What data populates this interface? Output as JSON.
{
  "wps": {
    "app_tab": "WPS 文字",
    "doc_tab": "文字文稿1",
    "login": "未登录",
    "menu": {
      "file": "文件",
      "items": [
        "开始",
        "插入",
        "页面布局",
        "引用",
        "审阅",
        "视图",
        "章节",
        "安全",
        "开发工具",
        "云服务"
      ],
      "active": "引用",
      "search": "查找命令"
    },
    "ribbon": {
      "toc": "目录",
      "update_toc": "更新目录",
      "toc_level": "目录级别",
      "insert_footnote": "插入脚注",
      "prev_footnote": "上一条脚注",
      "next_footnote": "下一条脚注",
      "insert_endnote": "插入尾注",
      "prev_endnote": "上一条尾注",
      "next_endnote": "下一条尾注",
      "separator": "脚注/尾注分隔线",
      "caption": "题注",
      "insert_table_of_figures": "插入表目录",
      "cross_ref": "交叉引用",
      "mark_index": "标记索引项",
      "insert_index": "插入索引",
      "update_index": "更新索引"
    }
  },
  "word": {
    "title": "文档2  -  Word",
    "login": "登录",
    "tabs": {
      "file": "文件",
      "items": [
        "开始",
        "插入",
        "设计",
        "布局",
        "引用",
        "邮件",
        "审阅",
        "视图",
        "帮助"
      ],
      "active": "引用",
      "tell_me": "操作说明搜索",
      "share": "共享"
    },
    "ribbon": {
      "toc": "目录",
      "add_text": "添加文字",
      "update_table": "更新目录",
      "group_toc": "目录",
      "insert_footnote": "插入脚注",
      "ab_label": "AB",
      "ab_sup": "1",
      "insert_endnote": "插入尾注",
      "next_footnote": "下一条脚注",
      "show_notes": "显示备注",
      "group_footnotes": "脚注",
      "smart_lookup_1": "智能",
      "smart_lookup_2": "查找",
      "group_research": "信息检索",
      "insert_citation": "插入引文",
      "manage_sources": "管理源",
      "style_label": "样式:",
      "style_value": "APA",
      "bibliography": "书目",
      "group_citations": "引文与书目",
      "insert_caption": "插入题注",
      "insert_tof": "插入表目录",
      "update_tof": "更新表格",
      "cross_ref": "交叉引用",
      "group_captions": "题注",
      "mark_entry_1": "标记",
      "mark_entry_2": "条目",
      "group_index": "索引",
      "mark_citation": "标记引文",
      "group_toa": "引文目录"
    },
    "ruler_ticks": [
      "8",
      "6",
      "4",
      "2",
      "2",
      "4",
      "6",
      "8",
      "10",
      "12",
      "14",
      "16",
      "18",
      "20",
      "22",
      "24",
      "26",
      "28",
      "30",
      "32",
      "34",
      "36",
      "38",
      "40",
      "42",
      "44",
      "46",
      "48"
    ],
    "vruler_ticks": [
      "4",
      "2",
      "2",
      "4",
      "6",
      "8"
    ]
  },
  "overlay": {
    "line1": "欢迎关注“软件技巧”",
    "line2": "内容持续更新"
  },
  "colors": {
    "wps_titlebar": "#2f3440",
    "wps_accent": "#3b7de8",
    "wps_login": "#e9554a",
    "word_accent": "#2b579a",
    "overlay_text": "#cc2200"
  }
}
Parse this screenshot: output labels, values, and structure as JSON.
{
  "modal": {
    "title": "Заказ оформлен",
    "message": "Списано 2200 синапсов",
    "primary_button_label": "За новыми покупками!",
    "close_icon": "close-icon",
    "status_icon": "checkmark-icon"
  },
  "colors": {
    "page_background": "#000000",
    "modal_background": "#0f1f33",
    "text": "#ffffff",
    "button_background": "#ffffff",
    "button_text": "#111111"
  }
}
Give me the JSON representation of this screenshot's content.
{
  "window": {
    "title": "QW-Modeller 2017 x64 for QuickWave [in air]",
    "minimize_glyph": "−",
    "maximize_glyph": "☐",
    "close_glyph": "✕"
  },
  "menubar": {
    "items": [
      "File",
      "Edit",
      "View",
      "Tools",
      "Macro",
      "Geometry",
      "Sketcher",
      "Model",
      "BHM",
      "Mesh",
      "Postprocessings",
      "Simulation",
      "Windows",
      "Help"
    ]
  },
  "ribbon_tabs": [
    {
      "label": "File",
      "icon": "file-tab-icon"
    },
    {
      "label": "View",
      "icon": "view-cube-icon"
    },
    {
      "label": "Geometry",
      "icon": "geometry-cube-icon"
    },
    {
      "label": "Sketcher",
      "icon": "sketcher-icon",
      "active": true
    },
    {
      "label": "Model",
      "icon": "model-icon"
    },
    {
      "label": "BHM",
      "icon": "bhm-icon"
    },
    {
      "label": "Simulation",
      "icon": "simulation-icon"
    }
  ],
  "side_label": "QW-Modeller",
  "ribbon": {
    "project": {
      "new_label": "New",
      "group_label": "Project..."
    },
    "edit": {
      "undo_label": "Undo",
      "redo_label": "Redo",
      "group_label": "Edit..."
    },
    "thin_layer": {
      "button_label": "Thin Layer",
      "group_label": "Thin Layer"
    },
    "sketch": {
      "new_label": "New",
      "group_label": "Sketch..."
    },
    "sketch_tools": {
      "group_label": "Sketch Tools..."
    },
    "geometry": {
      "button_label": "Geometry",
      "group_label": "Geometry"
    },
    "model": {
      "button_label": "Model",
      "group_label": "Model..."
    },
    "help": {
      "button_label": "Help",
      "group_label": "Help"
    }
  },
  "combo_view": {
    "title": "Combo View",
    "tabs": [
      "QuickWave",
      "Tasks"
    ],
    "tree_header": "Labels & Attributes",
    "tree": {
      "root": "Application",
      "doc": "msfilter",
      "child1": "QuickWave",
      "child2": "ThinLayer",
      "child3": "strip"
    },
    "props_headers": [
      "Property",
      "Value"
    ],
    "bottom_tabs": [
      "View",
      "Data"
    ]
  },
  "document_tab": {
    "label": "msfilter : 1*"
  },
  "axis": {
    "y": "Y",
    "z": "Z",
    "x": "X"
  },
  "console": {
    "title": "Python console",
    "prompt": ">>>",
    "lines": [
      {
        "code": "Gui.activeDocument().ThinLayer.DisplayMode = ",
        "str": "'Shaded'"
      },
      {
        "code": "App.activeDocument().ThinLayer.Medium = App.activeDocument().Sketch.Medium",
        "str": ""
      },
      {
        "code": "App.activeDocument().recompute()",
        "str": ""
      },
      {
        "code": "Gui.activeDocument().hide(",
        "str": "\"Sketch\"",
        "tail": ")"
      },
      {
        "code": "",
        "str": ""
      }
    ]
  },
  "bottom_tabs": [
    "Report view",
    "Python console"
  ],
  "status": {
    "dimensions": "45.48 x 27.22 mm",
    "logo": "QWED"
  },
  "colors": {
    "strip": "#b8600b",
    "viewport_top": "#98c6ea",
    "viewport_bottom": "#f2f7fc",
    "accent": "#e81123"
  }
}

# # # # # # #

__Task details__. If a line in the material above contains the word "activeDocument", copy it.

__Output for this task__.
        "code": "Gui.activeDocument().ThinLayer.DisplayMode = ",
        "code": "App.activeDocument().ThinLayer.Medium = App.activeDocument().Sketch.Medium",
        "code": "App.activeDocument().recompute()",
        "code": "Gui.activeDocument().hide(",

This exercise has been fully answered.